Shipping containers were repurposed for use as housing facilities, with one living unit per container, all opening to the exterior. The barracks represented a successful attempt to find a middle ground between temporary tent-based accommodation and a permanent structure. Sturdy and easily assembled, the units were also designed to be relocatable, as and when the end of the mission arrived and a new need was identified.

“All of the exterior walkways and stairs were bolted in place so you could disassemble them and move the facilities if required,” says Suehr, who stresses the importance of designing a simple facility that enabled regular maintenance following the departure of skilled engineers. That was especially true at Camp Lemonnier, the project on which Suehr advised in Djibouti.

“You don’t have the skilled labour, so there are a lot of challenges with that,” she says, recalling the work required to build an air base for the Japanese military, which needed a more permanent structure from which to co-ordinate its anti-piracy mission.

“In Djibouti, like Afghanistan, it really affected the way we designed. We had to understand the skill levels of the labourers and change a lot of our designs accordingly. We could never use welding, for instance.”

The Atkins team worked with construction partners who knew the skill levels of the local labour force. “There was a tremendous amount of collaboration back and forth,” says Suehr. “We’d go through the specifications and the way we were going to design them, and our partners would give us feedback and say, ‘No, I don’t have labourers who know how to do that. I need you to design it this way instead’”.  

She adds: “Initially the operators of these facilities would have been Americans, but at some point, they were handing them over to the Afghans or other local forces, like the water treatment plants and storage facilities and waste water storage. We had to make all the equipment and systems very simple, very maintainable and able to withstand the harsh conditions. We couldn’t use the technologies common in the US.”

Through adapting designs off site, the Atkins team could create units that were constructed offsite and fit for purpose – portable, durable, cost effective, easily assembled and maintained.

Connected cities

Beyond the temporary fixes of war zones, offsite modular construction is also playing a significant part in the long-term development of cities. One project, New Islington in Manchester, even allows residents to help design their new homes, which are then assembled on site.

And far beyond the UK, advanced offsite construction schemes are already taking shape. Take the Chinese desert city of Karamay in the isolated province of Xinjinag Uygur, north west China, for example.

Its origins as an oil city can be seen in the grime on its oldest structures but in recent years, provincial authorities decided that Karamay needed to take the next, belated step in its own development: to become a vibrant, varied city that attracts new immigrants and offers a broader range of social, economic and cultural resources. Central to this has been the construction of the Karamay Cloud Computing Industry Park, the centrepiece of the new Karamay economy.
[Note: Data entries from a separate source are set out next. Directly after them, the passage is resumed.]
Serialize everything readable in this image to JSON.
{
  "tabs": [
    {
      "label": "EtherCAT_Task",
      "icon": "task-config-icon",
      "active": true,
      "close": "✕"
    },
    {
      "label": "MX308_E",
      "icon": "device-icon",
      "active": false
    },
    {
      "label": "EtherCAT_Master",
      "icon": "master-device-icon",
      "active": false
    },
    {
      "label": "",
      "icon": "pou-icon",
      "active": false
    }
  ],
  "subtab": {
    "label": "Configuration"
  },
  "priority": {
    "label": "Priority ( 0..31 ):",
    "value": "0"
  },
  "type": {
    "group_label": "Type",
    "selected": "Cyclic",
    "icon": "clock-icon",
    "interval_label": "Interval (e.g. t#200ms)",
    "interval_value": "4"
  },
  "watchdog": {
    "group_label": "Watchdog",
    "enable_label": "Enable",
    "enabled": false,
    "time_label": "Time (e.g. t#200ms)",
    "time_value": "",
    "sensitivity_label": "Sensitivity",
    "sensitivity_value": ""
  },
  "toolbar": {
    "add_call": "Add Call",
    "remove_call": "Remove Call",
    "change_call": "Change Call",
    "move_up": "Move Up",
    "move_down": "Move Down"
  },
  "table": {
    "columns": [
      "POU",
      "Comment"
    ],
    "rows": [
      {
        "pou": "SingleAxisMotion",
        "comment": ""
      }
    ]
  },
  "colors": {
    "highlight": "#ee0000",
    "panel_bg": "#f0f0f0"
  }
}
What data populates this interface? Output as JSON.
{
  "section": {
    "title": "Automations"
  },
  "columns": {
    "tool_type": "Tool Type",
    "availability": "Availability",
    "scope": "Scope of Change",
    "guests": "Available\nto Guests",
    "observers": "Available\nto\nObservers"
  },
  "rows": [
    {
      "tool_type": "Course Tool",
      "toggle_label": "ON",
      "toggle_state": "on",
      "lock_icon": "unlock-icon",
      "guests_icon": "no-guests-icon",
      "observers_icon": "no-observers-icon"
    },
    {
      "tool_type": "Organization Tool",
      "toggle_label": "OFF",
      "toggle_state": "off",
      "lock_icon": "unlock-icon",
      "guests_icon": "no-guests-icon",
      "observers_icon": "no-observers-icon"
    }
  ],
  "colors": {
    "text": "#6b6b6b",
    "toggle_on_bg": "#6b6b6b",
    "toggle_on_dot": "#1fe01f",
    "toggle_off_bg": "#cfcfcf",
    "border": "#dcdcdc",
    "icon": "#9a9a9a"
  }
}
Karamay’s climate is harsh – bitterly cold in winter and scorching in summer – making long-term construction difficult. Finding the right skills and materials to build from the ground up was a major challenge, both logistically and financially.

In terms of engineering complexity, it is relatively easy to create a business park, but Karamay was different because the design had to be more modular to allow construction off site. The buildings were linked, like pods, and had to be relatively lightweight, so as to be built easily off site, transported and then bolted together.

This allowed engineers to create a network of linked offices. This is particularly useful in winter, as it allows people to move between them without having to go outside and face the ice, snow and wind.

From the desert plains of Afghanistan to a densely populated suburb of a large city in the UK, offsite construction techniques are helping more and more sustainable solutions to take shape. The only question now is, what’s next?